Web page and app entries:
════════

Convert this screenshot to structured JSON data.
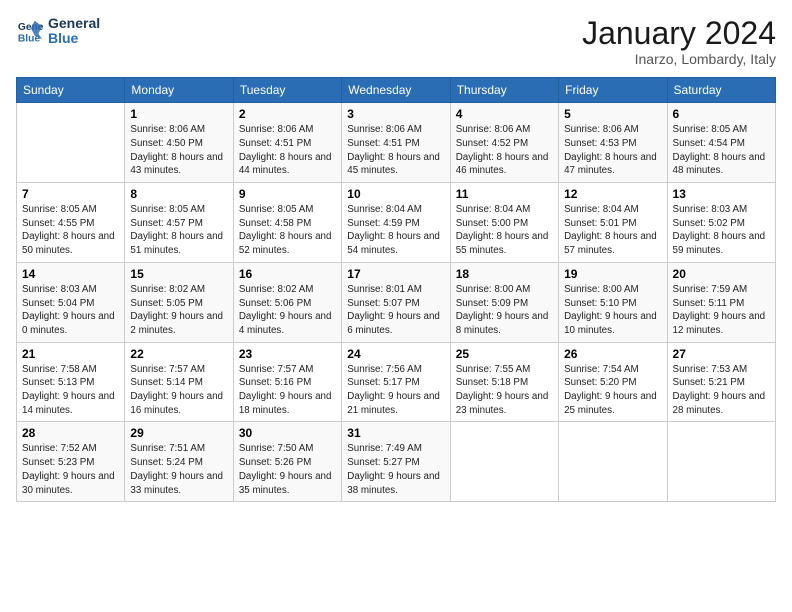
{
  "header": {
    "logo_line1": "General",
    "logo_line2": "Blue",
    "month": "January 2024",
    "location": "Inarzo, Lombardy, Italy"
  },
  "days_of_week": [
    "Sunday",
    "Monday",
    "Tuesday",
    "Wednesday",
    "Thursday",
    "Friday",
    "Saturday"
  ],
  "weeks": [
    [
      {
        "day": "",
        "empty": true
      },
      {
        "day": "1",
        "sunrise": "8:06 AM",
        "sunset": "4:50 PM",
        "daylight": "8 hours and 43 minutes."
      },
      {
        "day": "2",
        "sunrise": "8:06 AM",
        "sunset": "4:51 PM",
        "daylight": "8 hours and 44 minutes."
      },
      {
        "day": "3",
        "sunrise": "8:06 AM",
        "sunset": "4:51 PM",
        "daylight": "8 hours and 45 minutes."
      },
      {
        "day": "4",
        "sunrise": "8:06 AM",
        "sunset": "4:52 PM",
        "daylight": "8 hours and 46 minutes."
      },
      {
        "day": "5",
        "sunrise": "8:06 AM",
        "sunset": "4:53 PM",
        "daylight": "8 hours and 47 minutes."
      },
      {
        "day": "6",
        "sunrise": "8:05 AM",
        "sunset": "4:54 PM",
        "daylight": "8 hours and 48 minutes."
      }
    ],
    [
      {
        "day": "7",
        "sunrise": "8:05 AM",
        "sunset": "4:55 PM",
        "daylight": "8 hours and 50 minutes."
      },
      {
        "day": "8",
        "sunrise": "8:05 AM",
        "sunset": "4:57 PM",
        "daylight": "8 hours and 51 minutes."
      },
      {
        "day": "9",
        "sunrise": "8:05 AM",
        "sunset": "4:58 PM",
        "daylight": "8 hours and 52 minutes."
      },
      {
        "day": "10",
        "sunrise": "8:04 AM",
        "sunset": "4:59 PM",
        "daylight": "8 hours and 54 minutes."
      },
      {
        "day": "11",
        "sunrise": "8:04 AM",
        "sunset": "5:00 PM",
        "daylight": "8 hours and 55 minutes."
      },
      {
        "day": "12",
        "sunrise": "8:04 AM",
        "sunset": "5:01 PM",
        "daylight": "8 hours and 57 minutes."
      },
      {
        "day": "13",
        "sunrise": "8:03 AM",
        "sunset": "5:02 PM",
        "daylight": "8 hours and 59 minutes."
      }
    ],
    [
      {
        "day": "14",
        "sunrise": "8:03 AM",
        "sunset": "5:04 PM",
        "daylight": "9 hours and 0 minutes."
      },
      {
        "day": "15",
        "sunrise": "8:02 AM",
        "sunset": "5:05 PM",
        "daylight": "9 hours and 2 minutes."
      },
      {
        "day": "16",
        "sunrise": "8:02 AM",
        "sunset": "5:06 PM",
        "daylight": "9 hours and 4 minutes."
      },
      {
        "day": "17",
        "sunrise": "8:01 AM",
        "sunset": "5:07 PM",
        "daylight": "9 hours and 6 minutes."
      },
      {
        "day": "18",
        "sunrise": "8:00 AM",
        "sunset": "5:09 PM",
        "daylight": "9 hours and 8 minutes."
      },
      {
        "day": "19",
        "sunrise": "8:00 AM",
        "sunset": "5:10 PM",
        "daylight": "9 hours and 10 minutes."
      },
      {
        "day": "20",
        "sunrise": "7:59 AM",
        "sunset": "5:11 PM",
        "daylight": "9 hours and 12 minutes."
      }
    ],
    [
      {
        "day": "21",
        "sunrise": "7:58 AM",
        "sunset": "5:13 PM",
        "daylight": "9 hours and 14 minutes."
      },
      {
        "day": "22",
        "sunrise": "7:57 AM",
        "sunset": "5:14 PM",
        "daylight": "9 hours and 16 minutes."
      },
      {
        "day": "23",
        "sunrise": "7:57 AM",
        "sunset": "5:16 PM",
        "daylight": "9 hours and 18 minutes."
      },
      {
        "day": "24",
        "sunrise": "7:56 AM",
        "sunset": "5:17 PM",
        "daylight": "9 hours and 21 minutes."
      },
      {
        "day": "25",
        "sunrise": "7:55 AM",
        "sunset": "5:18 PM",
        "daylight": "9 hours and 23 minutes."
      },
      {
        "day": "26",
        "sunrise": "7:54 AM",
        "sunset": "5:20 PM",
        "daylight": "9 hours and 25 minutes."
      },
      {
        "day": "27",
        "sunrise": "7:53 AM",
        "sunset": "5:21 PM",
        "daylight": "9 hours and 28 minutes."
      }
    ],
    [
      {
        "day": "28",
        "sunrise": "7:52 AM",
        "sunset": "5:23 PM",
        "daylight": "9 hours and 30 minutes."
      },
      {
        "day": "29",
        "sunrise": "7:51 AM",
        "sunset": "5:24 PM",
        "daylight": "9 hours and 33 minutes."
      },
      {
        "day": "30",
        "sunrise": "7:50 AM",
        "sunset": "5:26 PM",
        "daylight": "9 hours and 35 minutes."
      },
      {
        "day": "31",
        "sunrise": "7:49 AM",
        "sunset": "5:27 PM",
        "daylight": "9 hours and 38 minutes."
      },
      {
        "day": "",
        "empty": true
      },
      {
        "day": "",
        "empty": true
      },
      {
        "day": "",
        "empty": true
      }
    ]
  ]
}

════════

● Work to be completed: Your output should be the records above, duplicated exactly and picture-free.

● Result of this exercise:
Convert this screenshot to structured JSON data.
{
  "header": {
    "logo_line1": "General",
    "logo_line2": "Blue",
    "month": "January 2024",
    "location": "Inarzo, Lombardy, Italy"
  },
  "days_of_week": [
    "Sunday",
    "Monday",
    "Tuesday",
    "Wednesday",
    "Thursday",
    "Friday",
    "Saturday"
  ],
  "weeks": [
    [
      {
        "day": "",
        "empty": true
      },
      {
        "day": "1",
        "sunrise": "8:06 AM",
        "sunset": "4:50 PM",
        "daylight": "8 hours and 43 minutes."
      },
      {
        "day": "2",
        "sunrise": "8:06 AM",
        "sunset": "4:51 PM",
        "daylight": "8 hours and 44 minutes."
      },
      {
        "day": "3",
        "sunrise": "8:06 AM",
        "sunset": "4:51 PM",
        "daylight": "8 hours and 45 minutes."
      },
      {
        "day": "4",
        "sunrise": "8:06 AM",
        "sunset": "4:52 PM",
        "daylight": "8 hours and 46 minutes."
      },
      {
        "day": "5",
        "sunrise": "8:06 AM",
        "sunset": "4:53 PM",
        "daylight": "8 hours and 47 minutes."
      },
      {
        "day": "6",
        "sunrise": "8:05 AM",
        "sunset": "4:54 PM",
        "daylight": "8 hours and 48 minutes."
      }
    ],
    [
      {
        "day": "7",
        "sunrise": "8:05 AM",
        "sunset": "4:55 PM",
        "daylight": "8 hours and 50 minutes."
      },
      {
        "day": "8",
        "sunrise": "8:05 AM",
        "sunset": "4:57 PM",
        "daylight": "8 hours and 51 minutes."
      },
      {
        "day": "9",
        "sunrise": "8:05 AM",
        "sunset": "4:58 PM",
        "daylight": "8 hours and 52 minutes."
      },
      {
        "day": "10",
        "sunrise": "8:04 AM",
        "sunset": "4:59 PM",
        "daylight": "8 hours and 54 minutes."
      },
      {
        "day": "11",
        "sunrise": "8:04 AM",
        "sunset": "5:00 PM",
        "daylight": "8 hours and 55 minutes."
      },
      {
        "day": "12",
        "sunrise": "8:04 AM",
        "sunset": "5:01 PM",
        "daylight": "8 hours and 57 minutes."
      },
      {
        "day": "13",
        "sunrise": "8:03 AM",
        "sunset": "5:02 PM",
        "daylight": "8 hours and 59 minutes."
      }
    ],
    [
      {
        "day": "14",
        "sunrise": "8:03 AM",
        "sunset": "5:04 PM",
        "daylight": "9 hours and 0 minutes."
      },
      {
        "day": "15",
        "sunrise": "8:02 AM",
        "sunset": "5:05 PM",
        "daylight": "9 hours and 2 minutes."
      },
      {
        "day": "16",
        "sunrise": "8:02 AM",
        "sunset": "5:06 PM",
        "daylight": "9 hours and 4 minutes."
      },
      {
        "day": "17",
        "sunrise": "8:01 AM",
        "sunset": "5:07 PM",
        "daylight": "9 hours and 6 minutes."
      },
      {
        "day": "18",
        "sunrise": "8:00 AM",
        "sunset": "5:09 PM",
        "daylight": "9 hours and 8 minutes."
      },
      {
        "day": "19",
        "sunrise": "8:00 AM",
        "sunset": "5:10 PM",
        "daylight": "9 hours and 10 minutes."
      },
      {
        "day": "20",
        "sunrise": "7:59 AM",
        "sunset": "5:11 PM",
        "daylight": "9 hours and 12 minutes."
      }
    ],
    [
      {
        "day": "21",
        "sunrise": "7:58 AM",
        "sunset": "5:13 PM",
        "daylight": "9 hours and 14 minutes."
      },
      {
        "day": "22",
        "sunrise": "7:57 AM",
        "sunset": "5:14 PM",
        "daylight": "9 hours and 16 minutes."
      },
      {
        "day": "23",
        "sunrise": "7:57 AM",
        "sunset": "5:16 PM",
        "daylight": "9 hours and 18 minutes."
      },
      {
        "day": "24",
        "sunrise": "7:56 AM",
        "sunset": "5:17 PM",
        "daylight": "9 hours and 21 minutes."
      },
      {
        "day": "25",
        "sunrise": "7:55 AM",
        "sunset": "5:18 PM",
        "daylight": "9 hours and 23 minutes."
      },
      {
        "day": "26",
        "sunrise": "7:54 AM",
        "sunset": "5:20 PM",
        "daylight": "9 hours and 25 minutes."
      },
      {
        "day": "27",
        "sunrise": "7:53 AM",
        "sunset": "5:21 PM",
        "daylight": "9 hours and 28 minutes."
      }
    ],
    [
      {
        "day": "28",
        "sunrise": "7:52 AM",
        "sunset": "5:23 PM",
        "daylight": "9 hours and 30 minutes."
      },
      {
        "day": "29",
        "sunrise": "7:51 AM",
        "sunset": "5:24 PM",
        "daylight": "9 hours and 33 minutes."
      },
      {
        "day": "30",
        "sunrise": "7:50 AM",
        "sunset": "5:26 PM",
        "daylight": "9 hours and 35 minutes."
      },
      {
        "day": "31",
        "sunrise": "7:49 AM",
        "sunset": "5:27 PM",
        "daylight": "9 hours and 38 minutes."
      },
      {
        "day": "",
        "empty": true
      },
      {
        "day": "",
        "empty": true
      },
      {
        "day": "",
        "empty": true
      }
    ]
  ]
}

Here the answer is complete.